Very clearly, Judge Maryann Sumi usurped the authority the Wisconsin Constitution placed exclusively in the hands of the Wisconsin Legislature. And, very clearly, the Wisconsin Supreme Court smacked her down but hard and issued a very clear and powerful declaration toward any other activist Judge who would, in the future, try to legislate from a Wisconsin Bench.
I also want to focus in on paragraphs 15 and 16 of the decision.

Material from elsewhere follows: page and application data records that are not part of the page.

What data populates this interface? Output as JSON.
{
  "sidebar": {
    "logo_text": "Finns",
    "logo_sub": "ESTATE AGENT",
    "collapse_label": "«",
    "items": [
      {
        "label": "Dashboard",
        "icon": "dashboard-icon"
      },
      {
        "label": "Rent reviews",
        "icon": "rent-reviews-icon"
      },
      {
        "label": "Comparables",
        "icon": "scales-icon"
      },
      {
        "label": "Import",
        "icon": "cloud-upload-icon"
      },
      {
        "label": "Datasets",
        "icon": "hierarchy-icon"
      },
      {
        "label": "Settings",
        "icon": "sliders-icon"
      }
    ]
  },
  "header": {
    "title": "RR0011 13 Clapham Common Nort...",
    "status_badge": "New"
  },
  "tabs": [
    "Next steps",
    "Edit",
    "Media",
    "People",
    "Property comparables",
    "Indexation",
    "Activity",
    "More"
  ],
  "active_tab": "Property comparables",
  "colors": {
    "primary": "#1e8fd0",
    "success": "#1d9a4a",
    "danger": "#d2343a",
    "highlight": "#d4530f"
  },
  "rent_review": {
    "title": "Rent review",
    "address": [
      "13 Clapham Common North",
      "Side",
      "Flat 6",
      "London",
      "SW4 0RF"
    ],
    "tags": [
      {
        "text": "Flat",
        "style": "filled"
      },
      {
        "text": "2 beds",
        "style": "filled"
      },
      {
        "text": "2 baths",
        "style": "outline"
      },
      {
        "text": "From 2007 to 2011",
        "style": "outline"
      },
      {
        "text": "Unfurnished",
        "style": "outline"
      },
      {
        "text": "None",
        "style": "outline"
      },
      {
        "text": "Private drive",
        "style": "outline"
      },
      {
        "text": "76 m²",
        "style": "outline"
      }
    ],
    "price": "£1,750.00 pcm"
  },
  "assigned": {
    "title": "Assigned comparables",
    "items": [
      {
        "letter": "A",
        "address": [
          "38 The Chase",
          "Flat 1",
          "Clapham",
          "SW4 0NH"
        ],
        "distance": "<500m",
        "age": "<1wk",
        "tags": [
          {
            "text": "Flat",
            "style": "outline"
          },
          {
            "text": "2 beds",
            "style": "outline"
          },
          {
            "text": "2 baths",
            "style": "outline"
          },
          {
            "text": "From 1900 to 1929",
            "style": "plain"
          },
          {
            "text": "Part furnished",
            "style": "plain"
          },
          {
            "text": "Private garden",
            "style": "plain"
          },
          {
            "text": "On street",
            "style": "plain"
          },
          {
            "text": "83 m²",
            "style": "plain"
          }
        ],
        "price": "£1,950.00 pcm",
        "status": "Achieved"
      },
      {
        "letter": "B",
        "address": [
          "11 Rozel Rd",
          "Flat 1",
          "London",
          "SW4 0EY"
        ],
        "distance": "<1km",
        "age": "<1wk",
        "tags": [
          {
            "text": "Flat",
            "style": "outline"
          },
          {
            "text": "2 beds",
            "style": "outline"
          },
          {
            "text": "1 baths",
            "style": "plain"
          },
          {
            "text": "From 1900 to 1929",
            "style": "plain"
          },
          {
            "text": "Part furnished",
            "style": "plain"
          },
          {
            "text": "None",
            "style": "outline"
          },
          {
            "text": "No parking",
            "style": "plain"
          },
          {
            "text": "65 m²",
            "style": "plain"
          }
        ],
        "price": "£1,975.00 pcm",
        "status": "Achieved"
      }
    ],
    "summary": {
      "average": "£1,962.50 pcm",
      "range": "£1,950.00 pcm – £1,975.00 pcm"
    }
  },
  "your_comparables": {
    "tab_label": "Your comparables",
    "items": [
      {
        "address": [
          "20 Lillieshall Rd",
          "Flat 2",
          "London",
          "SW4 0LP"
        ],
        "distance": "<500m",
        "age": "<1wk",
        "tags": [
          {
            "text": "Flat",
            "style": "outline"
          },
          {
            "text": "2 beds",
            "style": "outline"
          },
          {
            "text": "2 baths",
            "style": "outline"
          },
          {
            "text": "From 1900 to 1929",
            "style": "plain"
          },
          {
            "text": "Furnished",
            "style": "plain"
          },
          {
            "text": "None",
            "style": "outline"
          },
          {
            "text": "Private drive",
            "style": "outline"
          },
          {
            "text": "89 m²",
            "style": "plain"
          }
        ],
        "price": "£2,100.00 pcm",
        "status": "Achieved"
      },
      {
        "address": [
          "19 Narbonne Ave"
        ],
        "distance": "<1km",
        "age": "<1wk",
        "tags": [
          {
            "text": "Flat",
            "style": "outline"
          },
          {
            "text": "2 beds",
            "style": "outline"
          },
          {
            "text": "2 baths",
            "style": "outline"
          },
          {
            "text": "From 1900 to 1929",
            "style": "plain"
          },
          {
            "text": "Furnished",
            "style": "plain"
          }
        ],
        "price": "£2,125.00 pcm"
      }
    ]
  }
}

¶15 The court’s decision on the matter now presented is grounded in separation of powers principles. It is not affected by the wisdom or lack thereof evidenced in the Act. Choices about what laws represent wise public policy for the State of Wisconsin are not within the constitutional purview of the courts. The court’s task in the action for original jurisdiction that we have granted is limited to determining whether the legislature employed a constitutionally violative process in the enactment of the Act. We conclude that the legislature did not violate the Wisconsin Constitution by the process it used.
¶16 Chief Justice Shirley S. Abrahamson, Justice Ann Walsh Bradley and Justice N. Patrick Crooks concur in part and dissent in part from this order.
Clearly the Rule of Law won today. Also, while the decision was 4-3, the 3 dissenters nevertheless “concur[red] in part” with the majority decision.
Let’s break it down a bit, shall we?
1) The Wisconsin Legislature did not violate the Wisconsin Constitution in its actions.
2) Governor Walker did not violate the Wisconsin Constitution in his actions.
3) Judge Maryann Sumi did violate the Wisconsin Constitution in her activist actions.
4) The Courts have no jurisdiction over internal Legislature rules.
5) Leftists and law-breaking Unions, mobs, activist Judges hardest hit.
This is a win for Rule of Law and Separation of Powers and a loss for thugocracy and mob-rule. But let’s not rest on our laurels, shall we?